- When Christianity came into the world the task was simply to proclaim Christianity. The same is the case wherever Christianity is introduced into a country the religion of which is not Christianity.
- In "Christendom" the situation is a different one. What we have before us is not Christianity but a prodigious illusion, and the people are not pagans but live in the blissful conceit that they are Christians. So if in this situation Christianity is to be introduced, first of all the illusion must be disposed of.
- Søren Kierkegaard, Attack Upon Christendom (1855), as translated by Walter Lowrie (1944), p. 97

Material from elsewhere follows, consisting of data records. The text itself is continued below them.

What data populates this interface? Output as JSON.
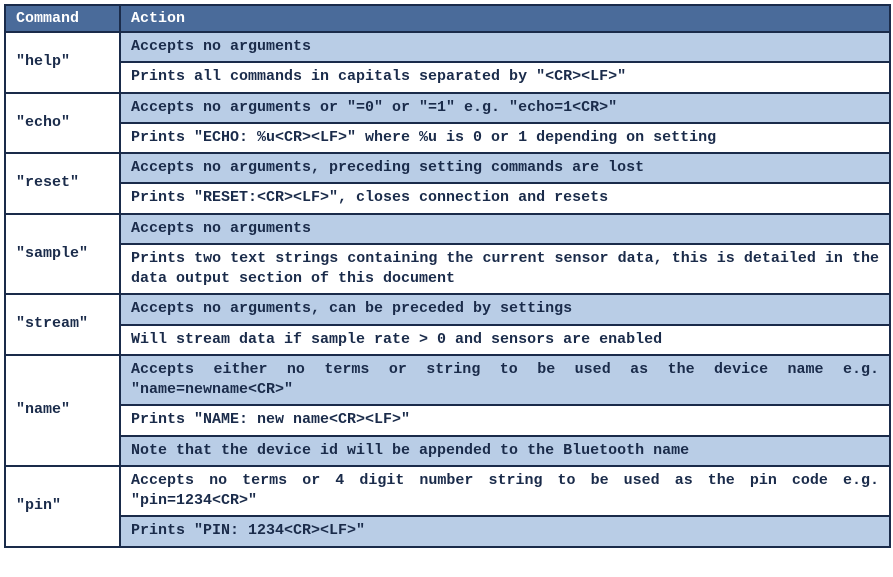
{
  "header": {
    "command": "Command",
    "action": "Action"
  },
  "rows": [
    {
      "command": "\"help\"",
      "actions": [
        {
          "text": "Accepts no arguments",
          "bg": "blue"
        },
        {
          "text": "Prints all commands in capitals separated by \"<CR><LF>\"",
          "bg": "white"
        }
      ]
    },
    {
      "command": "\"echo\"",
      "actions": [
        {
          "text": "Accepts no arguments or \"=0\" or \"=1\" e.g. \"echo=1<CR>\"",
          "bg": "blue"
        },
        {
          "text": "Prints \"ECHO: %u<CR><LF>\" where %u is 0 or 1 depending on setting",
          "bg": "white"
        }
      ]
    },
    {
      "command": "\"reset\"",
      "actions": [
        {
          "text": "Accepts no arguments, preceding setting commands are lost",
          "bg": "blue"
        },
        {
          "text": "Prints \"RESET:<CR><LF>\", closes connection and resets",
          "bg": "white"
        }
      ]
    },
    {
      "command": "\"sample\"",
      "actions": [
        {
          "text": "Accepts no arguments",
          "bg": "blue"
        },
        {
          "text": "Prints two text strings containing the current sensor data, this is detailed in the data output section of this document",
          "bg": "white",
          "justify": true
        }
      ]
    },
    {
      "command": "\"stream\"",
      "actions": [
        {
          "text": "Accepts no arguments, can be preceded by settings",
          "bg": "blue"
        },
        {
          "text": "Will stream data if sample rate > 0 and sensors are enabled",
          "bg": "white"
        }
      ]
    },
    {
      "command": "\"name\"",
      "actions": [
        {
          "text": "Accepts either no terms or string to be used as the device name e.g. \"name=newname<CR>\"",
          "bg": "blue",
          "justify": true
        },
        {
          "text": "Prints \"NAME: new name<CR><LF>\"",
          "bg": "white"
        },
        {
          "text": "Note that the device id will be appended to the Bluetooth name",
          "bg": "blue"
        }
      ]
    },
    {
      "command": "\"pin\"",
      "actions": [
        {
          "text": "Accepts no terms or 4 digit number string to be used as the pin code e.g. \"pin=1234<CR>\"",
          "bg": "white",
          "justify": true
        },
        {
          "text": "Prints \"PIN: 1234<CR><LF>\"",
          "bg": "blue"
        }
      ]
    }
  ]
}
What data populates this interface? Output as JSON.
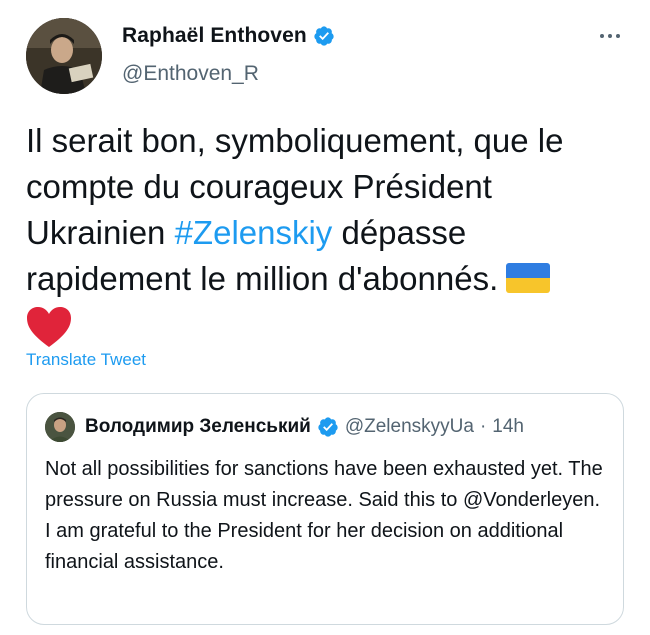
{
  "author": {
    "display_name": "Raphaël Enthoven",
    "handle": "@Enthoven_R",
    "avatar_icon": "avatar-photo",
    "verified": true
  },
  "tweet": {
    "text_part1": "Il serait bon, symboliquement, que le compte du courageux Président Ukrainien ",
    "hashtag": "#Zelenskiy",
    "text_part2": " dépasse rapidement le million d'abonnés.",
    "emojis": [
      "ukraine-flag-icon",
      "red-heart-icon"
    ]
  },
  "translate_label": "Translate Tweet",
  "quote": {
    "display_name": "Володимир Зеленський",
    "handle": "@ZelenskyyUa",
    "separator": "·",
    "time": "14h",
    "text": "Not all possibilities for sanctions have been exhausted yet. The pressure on Russia must increase. Said this to @Vonderleyen. I am grateful to the President for her decision on additional financial assistance."
  },
  "colors": {
    "accent": "#1d9bf0",
    "text": "#0f1419",
    "secondary": "#536471",
    "border": "#cfd9de",
    "flag_blue": "#2f7de1",
    "flag_yellow": "#f7c52b",
    "heart": "#e0243a"
  }
}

- Is not “Christendom” the most colossal attempt at serving God, not by following Christ, as He required, and suffering for the doctrine, but instead of that, by “building the sepulchers of the prophets and garnishing the tombs of the righteous.” ... In comparison with the Christianity of the New Testament, it is playing Christianity. ... Artists in dramatic costumes make their appearance in artistic buildings. ... The teacher is a royal functionary. ... He lectures about renunciation, but he himself is being steadily promoted; he teaches all that about despising worldly titles and rank, but he himself is making a career. ... Christ calls it (O give heed!), He calls it “hypocrisy.” And not only that, but He says (now shudder!), He says that this guilt of hypocrisy is as great, precisely as great a crime as that of killing the prophets. ... This then is the judgment, Christ's judgment upon "Christendom." Shudder; for if you do not, you are implicated in it.
- Søren Kierkegaard, Attack Upon Christendom (1855), as translated by Walter Lowrie (1944), pp. 121-122

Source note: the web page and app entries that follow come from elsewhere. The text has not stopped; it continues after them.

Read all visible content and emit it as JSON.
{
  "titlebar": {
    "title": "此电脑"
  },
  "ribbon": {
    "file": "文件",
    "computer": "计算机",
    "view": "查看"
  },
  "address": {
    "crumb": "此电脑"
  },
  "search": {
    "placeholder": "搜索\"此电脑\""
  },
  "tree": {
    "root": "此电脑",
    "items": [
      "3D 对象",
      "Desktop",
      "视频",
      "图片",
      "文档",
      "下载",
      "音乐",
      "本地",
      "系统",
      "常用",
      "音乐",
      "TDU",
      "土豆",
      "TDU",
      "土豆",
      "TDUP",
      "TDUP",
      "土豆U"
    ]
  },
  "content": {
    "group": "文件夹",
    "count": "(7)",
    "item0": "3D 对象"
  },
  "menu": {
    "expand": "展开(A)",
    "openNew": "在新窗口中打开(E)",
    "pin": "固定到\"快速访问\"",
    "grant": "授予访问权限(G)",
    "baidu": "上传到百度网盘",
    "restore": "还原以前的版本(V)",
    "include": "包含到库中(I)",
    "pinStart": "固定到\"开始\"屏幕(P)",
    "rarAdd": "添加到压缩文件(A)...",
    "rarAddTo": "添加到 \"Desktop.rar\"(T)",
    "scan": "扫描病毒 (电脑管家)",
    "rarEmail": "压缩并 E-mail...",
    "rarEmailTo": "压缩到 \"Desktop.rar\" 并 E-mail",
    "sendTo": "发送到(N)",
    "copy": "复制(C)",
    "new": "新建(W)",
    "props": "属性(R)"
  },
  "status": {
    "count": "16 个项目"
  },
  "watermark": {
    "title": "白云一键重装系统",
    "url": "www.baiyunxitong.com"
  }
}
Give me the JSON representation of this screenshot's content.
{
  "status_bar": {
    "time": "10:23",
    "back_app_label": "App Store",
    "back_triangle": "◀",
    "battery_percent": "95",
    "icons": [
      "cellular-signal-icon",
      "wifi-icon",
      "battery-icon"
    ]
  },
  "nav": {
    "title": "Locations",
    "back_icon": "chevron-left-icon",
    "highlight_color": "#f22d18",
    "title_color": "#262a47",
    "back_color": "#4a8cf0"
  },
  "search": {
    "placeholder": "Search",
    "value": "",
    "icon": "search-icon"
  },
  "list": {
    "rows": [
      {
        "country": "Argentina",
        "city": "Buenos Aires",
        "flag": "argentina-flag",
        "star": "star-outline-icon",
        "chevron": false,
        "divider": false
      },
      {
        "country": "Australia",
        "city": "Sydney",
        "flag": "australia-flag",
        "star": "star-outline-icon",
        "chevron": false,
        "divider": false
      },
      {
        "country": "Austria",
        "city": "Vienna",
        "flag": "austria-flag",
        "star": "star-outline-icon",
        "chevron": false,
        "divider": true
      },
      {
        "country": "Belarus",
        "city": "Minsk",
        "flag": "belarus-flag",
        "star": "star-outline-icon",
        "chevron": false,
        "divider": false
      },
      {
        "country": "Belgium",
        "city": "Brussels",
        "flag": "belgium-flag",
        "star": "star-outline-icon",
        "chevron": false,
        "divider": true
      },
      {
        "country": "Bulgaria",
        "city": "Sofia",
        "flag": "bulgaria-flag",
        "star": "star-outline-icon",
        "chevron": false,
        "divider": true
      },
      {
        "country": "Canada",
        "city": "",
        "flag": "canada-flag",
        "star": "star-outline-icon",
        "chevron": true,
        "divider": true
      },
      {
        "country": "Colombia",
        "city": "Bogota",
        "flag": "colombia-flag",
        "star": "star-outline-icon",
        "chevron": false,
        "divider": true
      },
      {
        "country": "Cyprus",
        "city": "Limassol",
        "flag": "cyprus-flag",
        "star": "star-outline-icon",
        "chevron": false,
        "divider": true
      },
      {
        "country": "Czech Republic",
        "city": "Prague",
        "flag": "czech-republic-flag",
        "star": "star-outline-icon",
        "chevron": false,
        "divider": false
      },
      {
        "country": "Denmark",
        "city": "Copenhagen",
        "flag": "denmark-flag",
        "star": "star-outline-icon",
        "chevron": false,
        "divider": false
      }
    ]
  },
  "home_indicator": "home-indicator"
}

- “Woe to you, scribes and Pharisees, hypocrites! For you build the tombs of the prophets and decorate the monuments of the righteous, saying, ‘If we had lived in the days of our fathers, we would not have taken part with them in shedding the blood of the prophets.’ Thus you witness against yourselves that you are sons of those who murdered the prophets.